The same questions can be asked when selecting products to be incorporated in the project. Are the products durable? Can they be disassembled? Are they made from recycled materials? Can they be recycled? What is the longevity of the product design? Currently, products are offered in several shades of green, which obviously can confuse the decision-making process in selecting the best products for a project. As you become more knowledgeable in sustainable design principles, your comfort level regarding selections will also strengthen. Yes, there is some "green wash" by manufacturers. However, I believe most manufacturers are sincere in their attempt to be more sustainable. Their products may currently exist in a light shade of green, yet they are in the process of learning. After all, everyone has to begin somewhere, so do manufacturers. It's important to keep asking questions relevant to their products. Questions may include: Is the product recyclable or recycled? Is the material made from post-industrial and post-consumer byproducts? How does the product economically influence the life of the project? What are its environmental attributes? What are its features? How does it influence indoor air quality? How is it maintained?
Several organizations can assist in making selections by establishing standards and guidelines for green products. I hope in the future we will be able to review the specifications of a product with standardized criteria, perhaps similar to the food nutrition chart. For more information on some of these organizations and an overview of sustainable design product manufacturing, check out "Sustainable Products for Green Design," written by Steve Hoffman and offered as a home-study CEU by the IIDA educational department. It appeared in the Spring 2002 issue of the EnvironDesign Journal (a supplement to IS magazine) and can be accessed on-line at www.isdesignet.com/ Magazine/edj_'02/ceu.html.
So what's on the horizon in sustainable design? William McDonough and Michael Braungart have issued the challenge associated with "eco-effective" design. They urge us to go beyond attempts to minimize the human impact on the world. Through the strategy they call eco-effectiveness, McDonough and Braungart challenge us to create products that will be regenerative nutrients to our world. Their recent book, Cradle to Cradle, is a great read for more information on a process that celebrates abundance, rather than bemoaning it.
It's important to remember to keep asking questions; eventually you will find the answers you seek. The momentum for protecting our world is upon us and you will be amazed at how your information network will dramatically widen as you, yourself, become more knowledgeable.

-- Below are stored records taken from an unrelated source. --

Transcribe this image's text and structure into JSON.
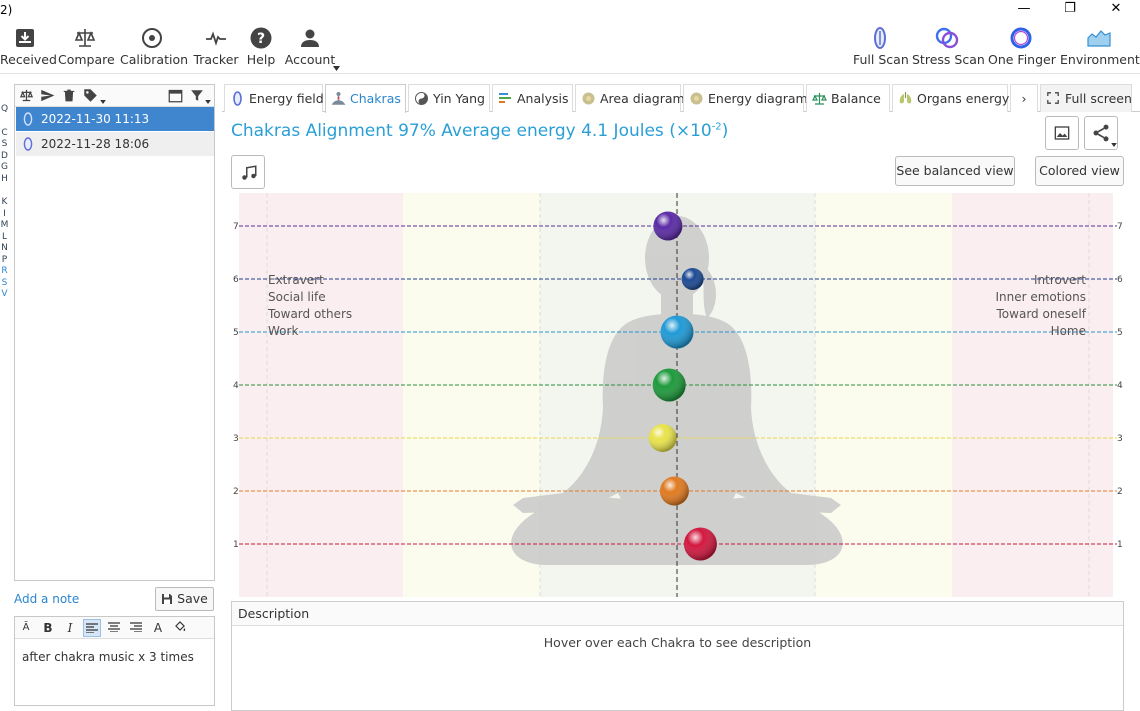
{
  "window": {
    "title_fragment": "2)",
    "minimize": "—",
    "maximize": "❐",
    "close": "✕"
  },
  "toolbar": {
    "left": [
      {
        "label": "Received",
        "icon": "inbox-download-icon"
      },
      {
        "label": "Compare",
        "icon": "scales-icon"
      },
      {
        "label": "Calibration",
        "icon": "target-icon"
      },
      {
        "label": "Tracker",
        "icon": "pulse-icon"
      },
      {
        "label": "Help",
        "icon": "help-icon"
      },
      {
        "label": "Account",
        "icon": "user-icon"
      }
    ],
    "right": [
      {
        "label": "Full Scan",
        "icon": "fullscan-icon"
      },
      {
        "label": "Stress Scan",
        "icon": "stress-scan-icon"
      },
      {
        "label": "One Finger",
        "icon": "one-finger-icon"
      },
      {
        "label": "Environment",
        "icon": "environment-icon"
      }
    ]
  },
  "left_strip": [
    "Q",
    "C",
    "S",
    "D",
    "G",
    "H",
    "K",
    "I",
    "M",
    "L",
    "N",
    "P",
    "R",
    "S",
    "V"
  ],
  "sessions": [
    {
      "label": "2022-11-30 11:13",
      "selected": true
    },
    {
      "label": "2022-11-28 18:06",
      "selected": false
    }
  ],
  "notes": {
    "add_note": "Add a note",
    "save": "Save",
    "text": "after chakra music x 3 times",
    "format_buttons": [
      "B",
      "I",
      "A"
    ]
  },
  "tabs": [
    {
      "label": "Energy field",
      "active": false
    },
    {
      "label": "Chakras",
      "active": true
    },
    {
      "label": "Yin Yang",
      "active": false
    },
    {
      "label": "Analysis",
      "active": false
    },
    {
      "label": "Area diagram",
      "active": false
    },
    {
      "label": "Energy diagram",
      "active": false
    },
    {
      "label": "Balance",
      "active": false
    },
    {
      "label": "Organs energy",
      "active": false
    }
  ],
  "tab_more": "›",
  "fullscreen": "Full screen",
  "main": {
    "title_prefix": "Chakras Alignment 97% Average energy 4.1 Joules (×10",
    "title_exp": "-2",
    "title_suffix": ")",
    "balanced_view": "See balanced view",
    "colored_view": "Colored view"
  },
  "chakra_view": {
    "left_labels": [
      "Extravert",
      "Social life",
      "Toward others",
      "Work"
    ],
    "right_labels": [
      "Introvert",
      "Inner emotions",
      "Toward oneself",
      "Home"
    ],
    "levels": [
      "7",
      "6",
      "5",
      "4",
      "3",
      "2",
      "1"
    ],
    "level_colors": [
      "#5a2d9c",
      "#1f3f8f",
      "#2596d0",
      "#2a8f3a",
      "#e6d84a",
      "#e07b28",
      "#c8193c"
    ],
    "chakras": [
      {
        "level": 7,
        "offset": -0.07,
        "color": "#5b2ba6"
      },
      {
        "level": 6,
        "offset": 0.12,
        "color": "#1c4a94"
      },
      {
        "level": 5,
        "offset": 0.0,
        "color": "#1f9ad6"
      },
      {
        "level": 4,
        "offset": -0.06,
        "color": "#1e9a3c"
      },
      {
        "level": 3,
        "offset": -0.11,
        "color": "#e8e34a"
      },
      {
        "level": 2,
        "offset": -0.02,
        "color": "#e07a20"
      },
      {
        "level": 1,
        "offset": 0.18,
        "color": "#d2183f"
      }
    ]
  },
  "description": {
    "header": "Description",
    "hint": "Hover over each Chakra to see description"
  }
}
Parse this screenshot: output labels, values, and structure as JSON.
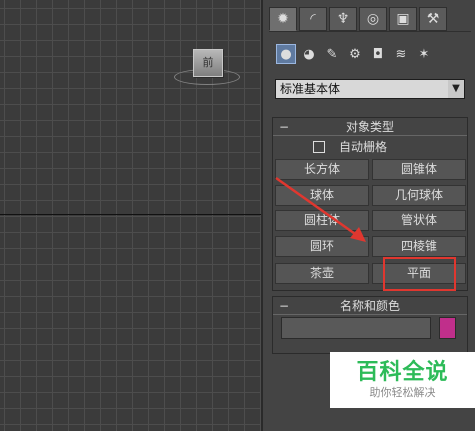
{
  "viewport": {
    "viewcube_label": "前"
  },
  "command_panel": {
    "tabs": [
      {
        "icon": "create-sun-icon",
        "glyph": "✹"
      },
      {
        "icon": "modify-curve-icon",
        "glyph": "◜"
      },
      {
        "icon": "hierarchy-icon",
        "glyph": "♆"
      },
      {
        "icon": "motion-icon",
        "glyph": "◎"
      },
      {
        "icon": "display-monitor-icon",
        "glyph": "▣"
      },
      {
        "icon": "utilities-hammer-icon",
        "glyph": "⚒"
      }
    ],
    "subcategories": [
      {
        "icon": "geometry-sphere-icon",
        "glyph": "●"
      },
      {
        "icon": "shapes-icon",
        "glyph": "◕"
      },
      {
        "icon": "lights-icon",
        "glyph": "✎"
      },
      {
        "icon": "cameras-icon",
        "glyph": "⚙"
      },
      {
        "icon": "helpers-icon",
        "glyph": "◘"
      },
      {
        "icon": "spacewarps-icon",
        "glyph": "≋"
      },
      {
        "icon": "systems-icon",
        "glyph": "✶"
      }
    ],
    "category_dropdown": {
      "selected": "标准基本体",
      "arrow": "▼"
    },
    "object_type": {
      "title": "对象类型",
      "collapse": "−",
      "autogrid_label": "自动栅格",
      "buttons": [
        "长方体",
        "圆锥体",
        "球体",
        "几何球体",
        "圆柱体",
        "管状体",
        "圆环",
        "四棱锥",
        "茶壶",
        "平面"
      ]
    },
    "name_color": {
      "title": "名称和颜色",
      "collapse": "−",
      "name_value": "",
      "color": "#c02f8b"
    }
  },
  "watermark": {
    "main": "百科全说",
    "sub": "助你轻松解决"
  }
}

Don't forget—every step counts.
Laura M. Bailey, FIIDA is the IIDA Sustainable Design Advisor for 2002 to 2003. IIDA is headquartered in space 13-122 at The Merchandise Mart, Chicago, and can be reached at (888) 799-IIDA or by visiting www.iida.org.